[AVAILABLE RECORDS — start]

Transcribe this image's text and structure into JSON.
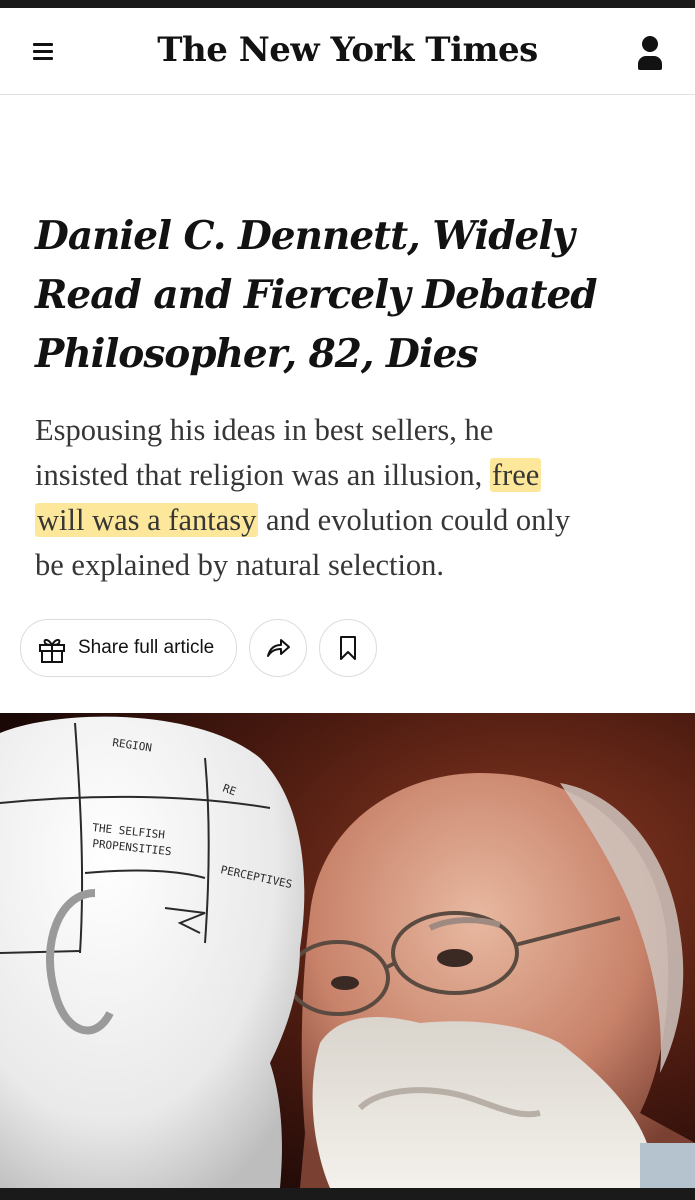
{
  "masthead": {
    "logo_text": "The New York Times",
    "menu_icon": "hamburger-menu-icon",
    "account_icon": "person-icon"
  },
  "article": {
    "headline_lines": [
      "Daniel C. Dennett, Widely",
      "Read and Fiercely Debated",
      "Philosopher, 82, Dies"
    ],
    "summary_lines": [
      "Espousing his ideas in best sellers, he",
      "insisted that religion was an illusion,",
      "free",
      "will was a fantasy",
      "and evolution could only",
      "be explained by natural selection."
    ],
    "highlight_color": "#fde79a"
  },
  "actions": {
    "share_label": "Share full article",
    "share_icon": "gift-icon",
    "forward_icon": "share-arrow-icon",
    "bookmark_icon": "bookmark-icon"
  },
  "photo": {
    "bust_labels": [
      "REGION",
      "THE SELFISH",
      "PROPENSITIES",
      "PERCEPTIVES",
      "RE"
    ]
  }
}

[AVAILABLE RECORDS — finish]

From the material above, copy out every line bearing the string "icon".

    "menu_icon": "hamburger-menu-icon",
    "account_icon": "person-icon"
    "share_icon": "gift-icon",
    "forward_icon": "share-arrow-icon",
    "bookmark_icon": "bookmark-icon"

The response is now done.